== Records supplied ==
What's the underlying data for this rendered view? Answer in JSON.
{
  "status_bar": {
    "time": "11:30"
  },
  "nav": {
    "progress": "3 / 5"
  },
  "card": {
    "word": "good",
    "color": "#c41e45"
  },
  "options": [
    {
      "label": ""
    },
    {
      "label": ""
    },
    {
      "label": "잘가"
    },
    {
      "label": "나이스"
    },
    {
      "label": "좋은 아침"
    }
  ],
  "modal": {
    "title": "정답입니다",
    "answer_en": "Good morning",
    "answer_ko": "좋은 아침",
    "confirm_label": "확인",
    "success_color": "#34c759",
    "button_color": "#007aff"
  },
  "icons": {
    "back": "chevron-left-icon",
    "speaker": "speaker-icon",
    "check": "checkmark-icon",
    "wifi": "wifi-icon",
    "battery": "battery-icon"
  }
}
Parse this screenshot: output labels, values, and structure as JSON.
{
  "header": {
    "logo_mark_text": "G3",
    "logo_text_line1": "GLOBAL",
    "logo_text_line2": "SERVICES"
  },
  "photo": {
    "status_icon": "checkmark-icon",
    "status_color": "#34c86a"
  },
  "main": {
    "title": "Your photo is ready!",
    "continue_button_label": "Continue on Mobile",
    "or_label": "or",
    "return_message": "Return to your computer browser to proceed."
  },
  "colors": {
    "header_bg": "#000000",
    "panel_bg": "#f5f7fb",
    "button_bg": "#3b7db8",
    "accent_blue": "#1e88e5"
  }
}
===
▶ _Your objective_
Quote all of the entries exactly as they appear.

▶ _Response area_
What's the underlying data for this rendered view? Answer in JSON.
{
  "status_bar": {
    "time": "11:30"
  },
  "nav": {
    "progress": "3 / 5"
  },
  "card": {
    "word": "good",
    "color": "#c41e45"
  },
  "options": [
    {
      "label": ""
    },
    {
      "label": ""
    },
    {
      "label": "잘가"
    },
    {
      "label": "나이스"
    },
    {
      "label": "좋은 아침"
    }
  ],
  "modal": {
    "title": "정답입니다",
    "answer_en": "Good morning",
    "answer_ko": "좋은 아침",
    "confirm_label": "확인",
    "success_color": "#34c759",
    "button_color": "#007aff"
  },
  "icons": {
    "back": "chevron-left-icon",
    "speaker": "speaker-icon",
    "check": "checkmark-icon",
    "wifi": "wifi-icon",
    "battery": "battery-icon"
  }
}
Parse this screenshot: output labels, values, and structure as JSON.
{
  "header": {
    "logo_mark_text": "G3",
    "logo_text_line1": "GLOBAL",
    "logo_text_line2": "SERVICES"
  },
  "photo": {
    "status_icon": "checkmark-icon",
    "status_color": "#34c86a"
  },
  "main": {
    "title": "Your photo is ready!",
    "continue_button_label": "Continue on Mobile",
    "or_label": "or",
    "return_message": "Return to your computer browser to proceed."
  },
  "colors": {
    "header_bg": "#000000",
    "panel_bg": "#f5f7fb",
    "button_bg": "#3b7db8",
    "accent_blue": "#1e88e5"
  }
}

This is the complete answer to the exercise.